      A rash is a change of the skin which affects its colour, appearance or texture. A rash may be localised in one part of the body, or affect all the skin. Rashes may cause the skin to change colour, itch, become warm, bumpy, dry, cracked or blistered, swell and may be painful. The causes, and therefore treatments for rashes, vary widely. Diagnosis must take into account such things as the appearance of the rash, other symptoms, what the patient may have been exposed to, his occupation, and if other family members are affected. A baby’s skin rash may be a symptom of another condition, such as food allergy, and will last until causes are identified and the condition is managed. Typically, it is never a good to scratch a rash, as doing so may invigorate the rash and cause it to spread. Gently rubbing the rash may provide temporary relief, but it is more than likely better to avoid contact with the affected areas altogether.

      Sneezing
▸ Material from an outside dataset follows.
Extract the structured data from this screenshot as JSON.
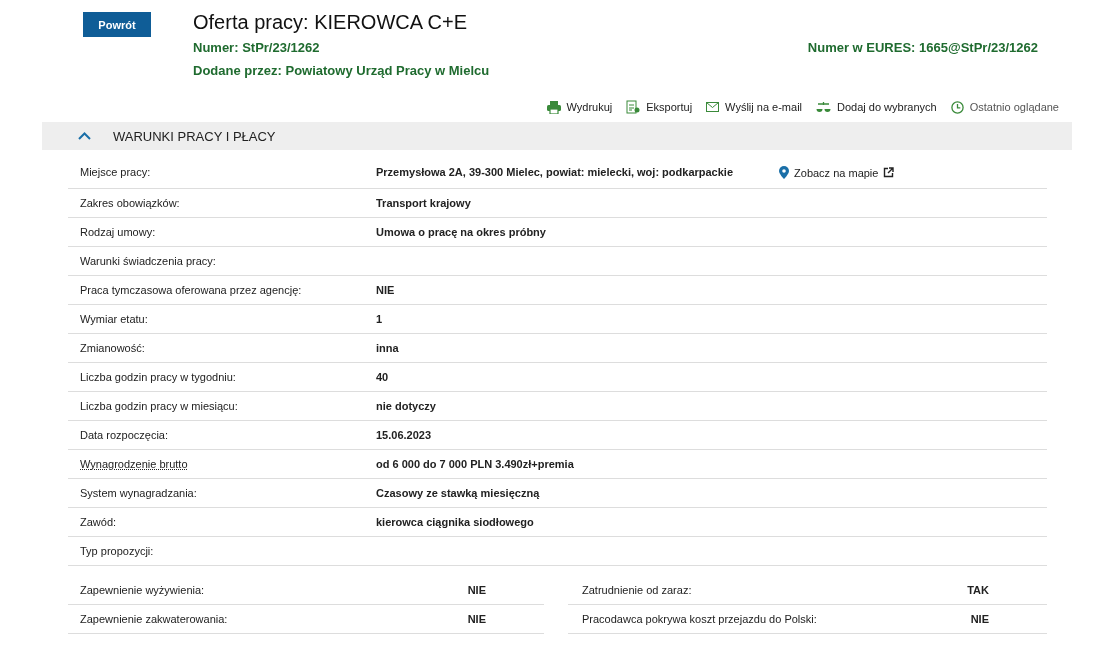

      A sneeze is a sudden, forceful, involuntary burst of air through the nose and mouth and is caused by irritation to the mucous membranes of nose or throat. Sneezing can also be triggered through sudden exposure to bright light, a particularly full stomach, a viral infection, or allergy. Proven methods to reduce sneezing generally advocate reducing irritants, such as keeping pets out of the house to avoid animal dander, ensuring the timely and continuous removal of dirt and dust particles through proper housekeeping, replacing filters for furnaces and air-condition systems, air filtration devices and humidifiers and staying away from industrial and agricultural zones.

      Vomiting

      Vomiting (known medically as emesis and informally as throwing up and a number of other terms) is the forceful expulsion of the contents of one’s stomach through the mouth and sometimes the nose. Vomiting can occur due to a wide variety of conditions. Regurgitating after a feed is quite normal with most infants. As the child gets older the organs of the gastrointestinal tract become more competent so the vomiting should begin to improve and stop eventually. If your infant is throwing up large amount of milks with forceful vomits after feeding, contact your baby’s doctor right away.

      Wheezing

      A wheeze is a continuous, coarse, whistling sound produced in the respiratory airways during breathing. For wheezes to occur, some part of the respiratory tree must be narrowed or obstructed, or airflow velocity within the respiratory tree must be heightened. Wheezing is commonly experienced by persons with a lung disease; the most common cause of recurrent wheezing is asthma attacks. Children with recurrent wheezing may have an allergic condition, to check this go and see a pulmonologist.
AWARENESS OF THE SYMPTOMS
CONNECT THE SYMPTOMS
Symptom Checklist

Visiting your doctor

Filling out this guide will help you prepare to visit your doctor if you suspect your child might have CMA.

Visiting your doctor

What is CMA?